RECORDS SUPPLIED -
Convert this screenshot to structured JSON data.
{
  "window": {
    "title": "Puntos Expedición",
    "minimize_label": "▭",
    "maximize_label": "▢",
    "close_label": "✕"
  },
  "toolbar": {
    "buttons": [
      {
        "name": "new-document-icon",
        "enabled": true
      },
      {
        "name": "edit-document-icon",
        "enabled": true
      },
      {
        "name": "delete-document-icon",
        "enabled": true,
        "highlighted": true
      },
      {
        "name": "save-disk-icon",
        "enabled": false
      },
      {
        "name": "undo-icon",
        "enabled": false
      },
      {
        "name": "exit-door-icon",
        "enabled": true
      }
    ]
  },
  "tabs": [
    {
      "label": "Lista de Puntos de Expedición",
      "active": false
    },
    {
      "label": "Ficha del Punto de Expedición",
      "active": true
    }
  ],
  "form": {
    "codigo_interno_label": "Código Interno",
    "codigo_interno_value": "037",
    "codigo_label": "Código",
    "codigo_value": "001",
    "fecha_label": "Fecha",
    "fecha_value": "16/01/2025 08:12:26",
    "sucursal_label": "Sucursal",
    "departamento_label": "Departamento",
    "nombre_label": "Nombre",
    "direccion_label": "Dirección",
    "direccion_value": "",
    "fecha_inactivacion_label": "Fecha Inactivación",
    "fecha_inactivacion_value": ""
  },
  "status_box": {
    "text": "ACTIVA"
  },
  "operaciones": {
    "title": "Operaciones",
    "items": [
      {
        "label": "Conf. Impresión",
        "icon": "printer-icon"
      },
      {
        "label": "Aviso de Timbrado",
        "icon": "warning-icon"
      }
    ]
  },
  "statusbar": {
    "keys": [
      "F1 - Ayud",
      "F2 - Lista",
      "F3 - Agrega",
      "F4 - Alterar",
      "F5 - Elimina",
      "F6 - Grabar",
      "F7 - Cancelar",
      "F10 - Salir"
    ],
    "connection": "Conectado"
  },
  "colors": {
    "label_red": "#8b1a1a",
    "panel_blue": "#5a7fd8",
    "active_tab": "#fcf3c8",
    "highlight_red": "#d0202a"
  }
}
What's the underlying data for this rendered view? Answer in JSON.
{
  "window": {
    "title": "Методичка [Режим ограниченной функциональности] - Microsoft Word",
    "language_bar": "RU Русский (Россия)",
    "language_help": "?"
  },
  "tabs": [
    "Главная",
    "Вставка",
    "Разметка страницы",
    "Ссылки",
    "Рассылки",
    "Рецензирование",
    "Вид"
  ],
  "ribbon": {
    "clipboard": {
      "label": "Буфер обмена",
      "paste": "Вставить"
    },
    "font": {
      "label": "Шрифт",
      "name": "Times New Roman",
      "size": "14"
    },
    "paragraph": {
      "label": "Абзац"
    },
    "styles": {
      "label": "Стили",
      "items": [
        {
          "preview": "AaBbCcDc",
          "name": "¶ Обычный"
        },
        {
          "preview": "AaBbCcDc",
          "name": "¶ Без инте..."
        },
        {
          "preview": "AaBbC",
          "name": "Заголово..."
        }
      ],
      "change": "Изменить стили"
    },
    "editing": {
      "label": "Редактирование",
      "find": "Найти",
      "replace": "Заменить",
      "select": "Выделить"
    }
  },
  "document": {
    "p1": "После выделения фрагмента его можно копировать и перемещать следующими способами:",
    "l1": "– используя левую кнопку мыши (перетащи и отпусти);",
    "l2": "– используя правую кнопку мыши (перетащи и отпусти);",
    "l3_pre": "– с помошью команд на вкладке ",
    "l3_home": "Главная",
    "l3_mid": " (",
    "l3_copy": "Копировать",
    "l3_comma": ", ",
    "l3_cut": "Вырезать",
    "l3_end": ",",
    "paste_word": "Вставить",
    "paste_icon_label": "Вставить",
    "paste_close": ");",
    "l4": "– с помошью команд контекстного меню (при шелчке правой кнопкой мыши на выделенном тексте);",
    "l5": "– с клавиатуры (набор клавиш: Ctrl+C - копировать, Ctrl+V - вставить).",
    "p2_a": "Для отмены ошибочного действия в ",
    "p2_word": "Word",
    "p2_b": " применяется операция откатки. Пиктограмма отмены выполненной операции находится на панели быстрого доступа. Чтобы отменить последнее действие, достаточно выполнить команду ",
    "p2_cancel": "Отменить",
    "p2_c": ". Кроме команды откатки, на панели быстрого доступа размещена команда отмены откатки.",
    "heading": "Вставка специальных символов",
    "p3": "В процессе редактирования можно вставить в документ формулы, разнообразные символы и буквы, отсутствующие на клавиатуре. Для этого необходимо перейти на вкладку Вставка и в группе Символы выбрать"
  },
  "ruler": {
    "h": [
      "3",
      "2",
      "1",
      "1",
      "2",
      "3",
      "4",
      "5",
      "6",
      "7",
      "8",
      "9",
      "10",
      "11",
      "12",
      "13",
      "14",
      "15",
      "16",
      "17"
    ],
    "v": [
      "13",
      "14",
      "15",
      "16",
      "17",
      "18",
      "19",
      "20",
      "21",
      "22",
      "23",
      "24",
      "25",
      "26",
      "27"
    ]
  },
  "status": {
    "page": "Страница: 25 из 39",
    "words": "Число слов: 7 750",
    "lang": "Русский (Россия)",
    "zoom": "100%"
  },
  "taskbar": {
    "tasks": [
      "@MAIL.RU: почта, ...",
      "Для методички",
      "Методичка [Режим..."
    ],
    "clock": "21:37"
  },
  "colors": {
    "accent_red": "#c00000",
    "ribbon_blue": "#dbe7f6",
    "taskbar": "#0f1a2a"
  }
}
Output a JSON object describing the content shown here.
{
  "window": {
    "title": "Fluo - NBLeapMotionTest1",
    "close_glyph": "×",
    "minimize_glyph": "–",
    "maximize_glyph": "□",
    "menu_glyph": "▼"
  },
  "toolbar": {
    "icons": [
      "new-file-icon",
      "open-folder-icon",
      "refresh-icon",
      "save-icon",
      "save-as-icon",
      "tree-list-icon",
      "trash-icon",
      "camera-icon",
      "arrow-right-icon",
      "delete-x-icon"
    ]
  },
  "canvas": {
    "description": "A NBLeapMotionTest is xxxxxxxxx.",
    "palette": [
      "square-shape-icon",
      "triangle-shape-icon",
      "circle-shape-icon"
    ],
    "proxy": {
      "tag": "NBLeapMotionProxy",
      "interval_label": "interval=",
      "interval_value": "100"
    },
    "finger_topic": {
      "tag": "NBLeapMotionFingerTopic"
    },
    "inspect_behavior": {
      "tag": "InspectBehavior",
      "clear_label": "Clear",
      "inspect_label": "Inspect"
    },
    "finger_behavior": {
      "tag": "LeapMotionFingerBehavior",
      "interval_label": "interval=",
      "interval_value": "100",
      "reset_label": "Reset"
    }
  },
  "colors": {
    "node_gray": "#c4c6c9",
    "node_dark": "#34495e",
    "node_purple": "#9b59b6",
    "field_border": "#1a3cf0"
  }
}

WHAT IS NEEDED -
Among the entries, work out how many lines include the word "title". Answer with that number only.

YOUR SOLUTION -
4